Wherever the word "display" occurs in the lines below, copy the whole line.

**SUPPLIED MATERIAL**
•••••
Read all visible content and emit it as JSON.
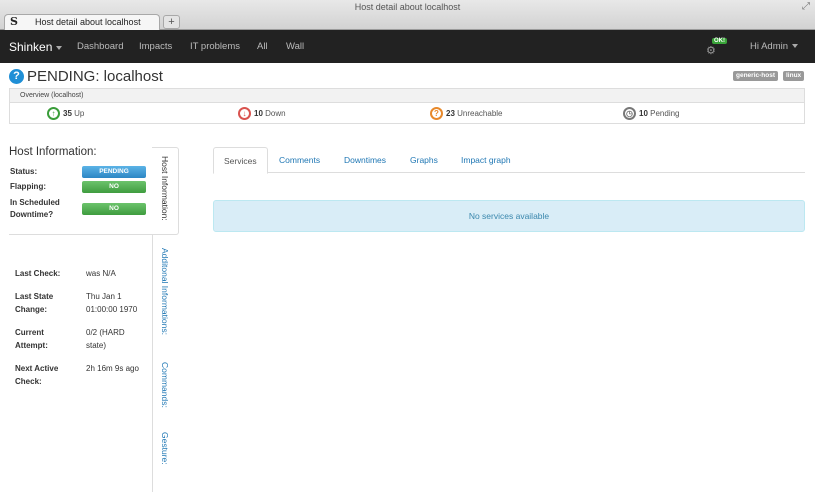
{
  "window": {
    "title": "Host detail about localhost"
  },
  "browser_tab": {
    "label": "Host detail about localhost",
    "favicon": "S",
    "new_tab": "+"
  },
  "navbar": {
    "brand": "Shinken",
    "items": [
      "Dashboard",
      "Impacts",
      "IT problems",
      "All",
      "Wall"
    ],
    "notification_badge": "OK!",
    "user": "Hi Admin"
  },
  "header": {
    "help_icon": "?",
    "title": "PENDING: localhost",
    "tags": [
      "generic-host",
      "linux"
    ]
  },
  "overview": {
    "heading": "Overview (localhost)",
    "items": [
      {
        "icon": "arrow-up-icon",
        "glyph": "↑",
        "count": "35",
        "label": "Up",
        "color": "#3a9d3a"
      },
      {
        "icon": "arrow-down-icon",
        "glyph": "↓",
        "count": "10",
        "label": "Down",
        "color": "#d9534f"
      },
      {
        "icon": "question-icon",
        "glyph": "?",
        "count": "23",
        "label": "Unreachable",
        "color": "#e8892b"
      },
      {
        "icon": "clock-icon",
        "glyph": "◷",
        "count": "10",
        "label": "Pending",
        "color": "#777777"
      }
    ]
  },
  "host_info": {
    "title": "Host Information:",
    "status_label": "Status:",
    "status_value": "PENDING",
    "flapping_label": "Flapping:",
    "flapping_value": "NO",
    "downtime_label_1": "In Scheduled",
    "downtime_label_2": "Downtime?",
    "downtime_value": "NO"
  },
  "details": {
    "last_check_label": "Last Check:",
    "last_check_value": "was N/A",
    "last_state_change_label_1": "Last State",
    "last_state_change_label_2": "Change:",
    "last_state_change_value_1": "Thu Jan 1",
    "last_state_change_value_2": "01:00:00 1970",
    "current_attempt_label_1": "Current",
    "current_attempt_label_2": "Attempt:",
    "current_attempt_value_1": "0/2 (HARD",
    "current_attempt_value_2": "state)",
    "next_check_label_1": "Next Active",
    "next_check_label_2": "Check:",
    "next_check_value": "2h 16m 9s ago"
  },
  "vertical_tabs": [
    "Host Information:",
    "Additonal Informations:",
    "Commands:",
    "Gesture:"
  ],
  "content_tabs": [
    "Services",
    "Comments",
    "Downtimes",
    "Graphs",
    "Impact graph"
  ],
  "services_message": "No services available",
  "colors": {
    "navbar": "#222222",
    "accent": "#1f77b4",
    "pending": "#2c86c4",
    "ok": "#3f9c3f",
    "alert_bg": "#d9edf7"
  }
}
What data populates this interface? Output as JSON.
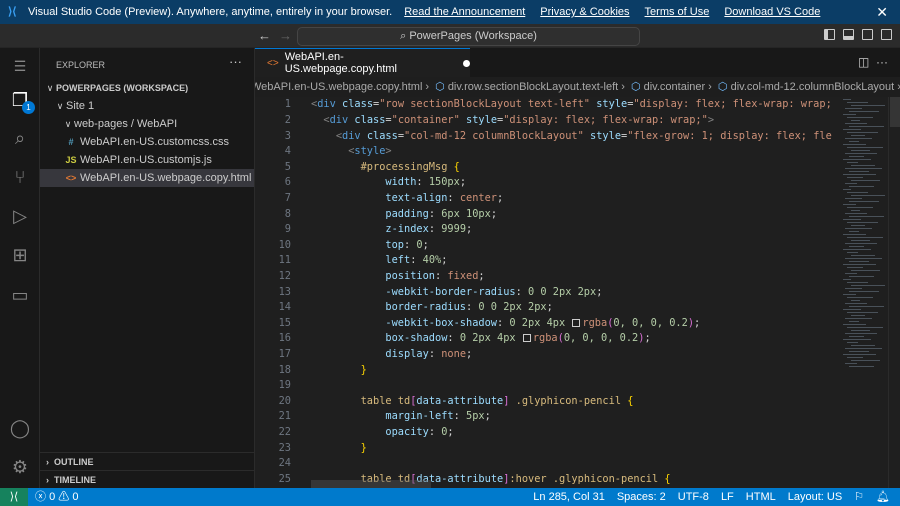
{
  "banner": {
    "text": "Visual Studio Code (Preview). Anywhere, anytime, entirely in your browser.",
    "links": [
      "Read the Announcement",
      "Privacy & Cookies",
      "Terms of Use",
      "Download VS Code"
    ]
  },
  "command": {
    "search": "PowerPages (Workspace)"
  },
  "activity": {
    "explorer_badge": "1"
  },
  "explorer": {
    "title": "EXPLORER",
    "workspace": "POWERPAGES (WORKSPACE)",
    "site": "Site 1",
    "folder": "web-pages / WebAPI",
    "files": [
      {
        "icon": "#",
        "color": "#519aba",
        "name": "WebAPI.en-US.customcss.css"
      },
      {
        "icon": "JS",
        "color": "#cbcb41",
        "name": "WebAPI.en-US.customjs.js"
      },
      {
        "icon": "<>",
        "color": "#e37933",
        "name": "WebAPI.en-US.webpage.copy.html"
      }
    ],
    "outline": "OUTLINE",
    "timeline": "TIMELINE"
  },
  "tab": {
    "label": "WebAPI.en-US.webpage.copy.html"
  },
  "breadcrumbs": [
    "WebAPI.en-US.webpage.copy.html",
    "div.row.sectionBlockLayout.text-left",
    "div.container",
    "div.col-md-12.columnBlockLayout"
  ],
  "code": [
    [
      [
        "p",
        "<"
      ],
      [
        "tag",
        "div"
      ],
      [
        "pl",
        " "
      ],
      [
        "at",
        "class"
      ],
      [
        "pl",
        "="
      ],
      [
        "s",
        "\"row sectionBlockLayout text-left\""
      ],
      [
        "pl",
        " "
      ],
      [
        "at",
        "style"
      ],
      [
        "pl",
        "="
      ],
      [
        "s",
        "\"display: flex; flex-wrap: wrap; "
      ]
    ],
    [
      [
        "pl",
        "  "
      ],
      [
        "p",
        "<"
      ],
      [
        "tag",
        "div"
      ],
      [
        "pl",
        " "
      ],
      [
        "at",
        "class"
      ],
      [
        "pl",
        "="
      ],
      [
        "s",
        "\"container\""
      ],
      [
        "pl",
        " "
      ],
      [
        "at",
        "style"
      ],
      [
        "pl",
        "="
      ],
      [
        "s",
        "\"display: flex; flex-wrap: wrap;\""
      ],
      [
        "p",
        ">"
      ]
    ],
    [
      [
        "pl",
        "    "
      ],
      [
        "p",
        "<"
      ],
      [
        "tag",
        "div"
      ],
      [
        "pl",
        " "
      ],
      [
        "at",
        "class"
      ],
      [
        "pl",
        "="
      ],
      [
        "s",
        "\"col-md-12 columnBlockLayout\""
      ],
      [
        "pl",
        " "
      ],
      [
        "at",
        "style"
      ],
      [
        "pl",
        "="
      ],
      [
        "s",
        "\"flex-grow: 1; display: flex; fle"
      ]
    ],
    [
      [
        "pl",
        "      "
      ],
      [
        "p",
        "<"
      ],
      [
        "tag",
        "style"
      ],
      [
        "p",
        ">"
      ]
    ],
    [
      [
        "pl",
        "        "
      ],
      [
        "sel",
        "#processingMsg"
      ],
      [
        "pl",
        " "
      ],
      [
        "b",
        "{"
      ]
    ],
    [
      [
        "pl",
        "            "
      ],
      [
        "pr",
        "width"
      ],
      [
        "pl",
        ": "
      ],
      [
        "n",
        "150px"
      ],
      [
        "pl",
        ";"
      ]
    ],
    [
      [
        "pl",
        "            "
      ],
      [
        "pr",
        "text-align"
      ],
      [
        "pl",
        ": "
      ],
      [
        "v",
        "center"
      ],
      [
        "pl",
        ";"
      ]
    ],
    [
      [
        "pl",
        "            "
      ],
      [
        "pr",
        "padding"
      ],
      [
        "pl",
        ": "
      ],
      [
        "n",
        "6px 10px"
      ],
      [
        "pl",
        ";"
      ]
    ],
    [
      [
        "pl",
        "            "
      ],
      [
        "pr",
        "z-index"
      ],
      [
        "pl",
        ": "
      ],
      [
        "n",
        "9999"
      ],
      [
        "pl",
        ";"
      ]
    ],
    [
      [
        "pl",
        "            "
      ],
      [
        "pr",
        "top"
      ],
      [
        "pl",
        ": "
      ],
      [
        "n",
        "0"
      ],
      [
        "pl",
        ";"
      ]
    ],
    [
      [
        "pl",
        "            "
      ],
      [
        "pr",
        "left"
      ],
      [
        "pl",
        ": "
      ],
      [
        "n",
        "40%"
      ],
      [
        "pl",
        ";"
      ]
    ],
    [
      [
        "pl",
        "            "
      ],
      [
        "pr",
        "position"
      ],
      [
        "pl",
        ": "
      ],
      [
        "v",
        "fixed"
      ],
      [
        "pl",
        ";"
      ]
    ],
    [
      [
        "pl",
        "            "
      ],
      [
        "pr",
        "-webkit-border-radius"
      ],
      [
        "pl",
        ": "
      ],
      [
        "n",
        "0 0 2px 2px"
      ],
      [
        "pl",
        ";"
      ]
    ],
    [
      [
        "pl",
        "            "
      ],
      [
        "pr",
        "border-radius"
      ],
      [
        "pl",
        ": "
      ],
      [
        "n",
        "0 0 2px 2px"
      ],
      [
        "pl",
        ";"
      ]
    ],
    [
      [
        "pl",
        "            "
      ],
      [
        "pr",
        "-webkit-box-shadow"
      ],
      [
        "pl",
        ": "
      ],
      [
        "n",
        "0 2px 4px "
      ],
      [
        "sw",
        ""
      ],
      [
        "v",
        "rgba"
      ],
      [
        "b2",
        "("
      ],
      [
        "n",
        "0, 0, 0, 0.2"
      ],
      [
        "b2",
        ")"
      ],
      [
        "pl",
        ";"
      ]
    ],
    [
      [
        "pl",
        "            "
      ],
      [
        "pr",
        "box-shadow"
      ],
      [
        "pl",
        ": "
      ],
      [
        "n",
        "0 2px 4px "
      ],
      [
        "sw",
        ""
      ],
      [
        "v",
        "rgba"
      ],
      [
        "b2",
        "("
      ],
      [
        "n",
        "0, 0, 0, 0.2"
      ],
      [
        "b2",
        ")"
      ],
      [
        "pl",
        ";"
      ]
    ],
    [
      [
        "pl",
        "            "
      ],
      [
        "pr",
        "display"
      ],
      [
        "pl",
        ": "
      ],
      [
        "v",
        "none"
      ],
      [
        "pl",
        ";"
      ]
    ],
    [
      [
        "pl",
        "        "
      ],
      [
        "b",
        "}"
      ]
    ],
    [],
    [
      [
        "pl",
        "        "
      ],
      [
        "sel",
        "table td"
      ],
      [
        "b2",
        "["
      ],
      [
        "at",
        "data-attribute"
      ],
      [
        "b2",
        "]"
      ],
      [
        "pl",
        " "
      ],
      [
        "sel",
        ".glyphicon-pencil"
      ],
      [
        "pl",
        " "
      ],
      [
        "b",
        "{"
      ]
    ],
    [
      [
        "pl",
        "            "
      ],
      [
        "pr",
        "margin-left"
      ],
      [
        "pl",
        ": "
      ],
      [
        "n",
        "5px"
      ],
      [
        "pl",
        ";"
      ]
    ],
    [
      [
        "pl",
        "            "
      ],
      [
        "pr",
        "opacity"
      ],
      [
        "pl",
        ": "
      ],
      [
        "n",
        "0"
      ],
      [
        "pl",
        ";"
      ]
    ],
    [
      [
        "pl",
        "        "
      ],
      [
        "b",
        "}"
      ]
    ],
    [],
    [
      [
        "pl",
        "        "
      ],
      [
        "sel",
        "table td"
      ],
      [
        "b2",
        "["
      ],
      [
        "at",
        "data-attribute"
      ],
      [
        "b2",
        "]"
      ],
      [
        "sel",
        ":hover .glyphicon-pencil"
      ],
      [
        "pl",
        " "
      ],
      [
        "b",
        "{"
      ]
    ]
  ],
  "status": {
    "errors": "0",
    "warnings": "0",
    "position": "Ln 285, Col 31",
    "spaces": "Spaces: 2",
    "encoding": "UTF-8",
    "eol": "LF",
    "language": "HTML",
    "layout": "Layout: US"
  }
}
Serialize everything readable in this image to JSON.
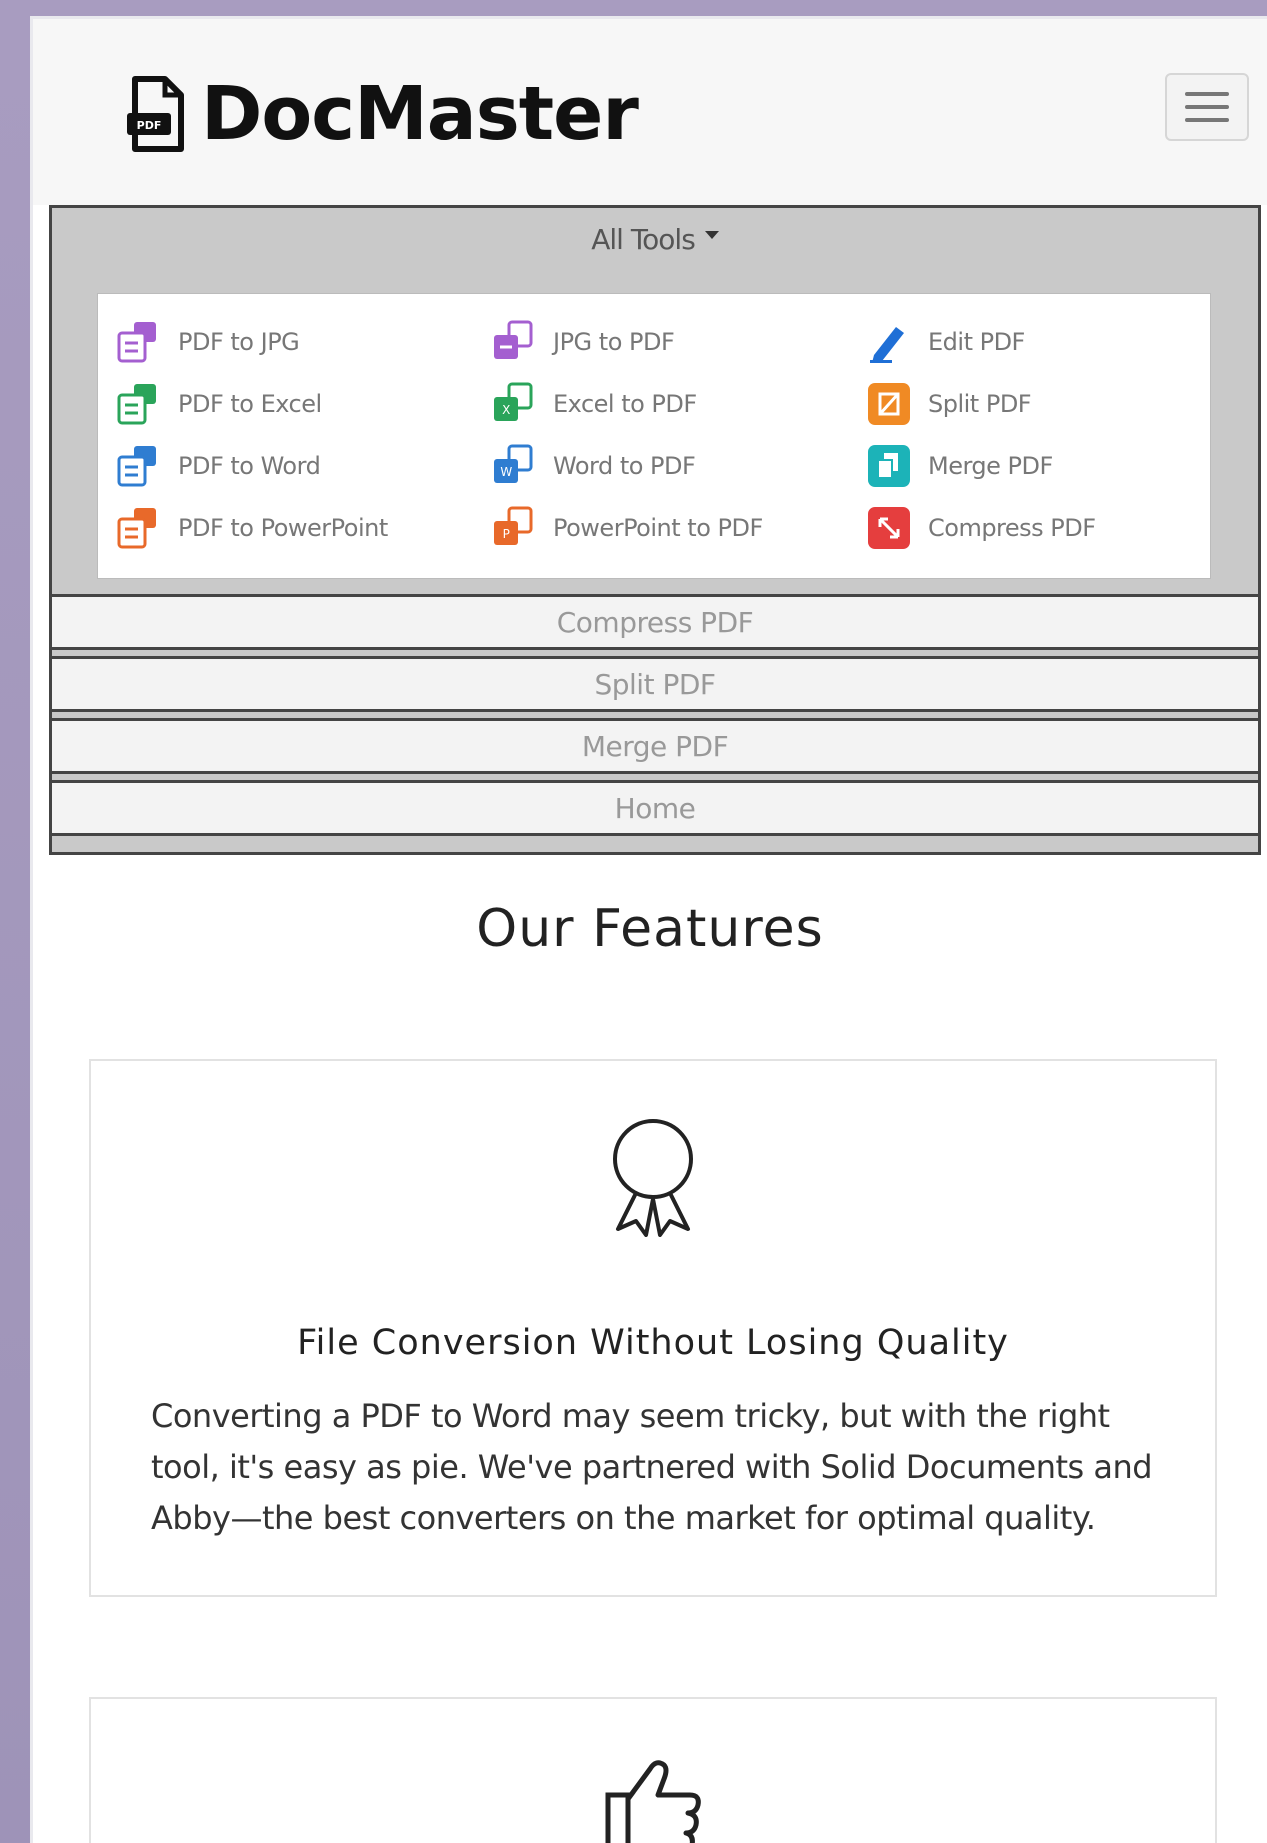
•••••
**RESPONSE AREA**
        "\"display: flex; flex-wrap: wrap; "
        "\"display: flex; flex-wrap: wrap;\""
        "\"flex-grow: 1; display: flex; fle"
        "display"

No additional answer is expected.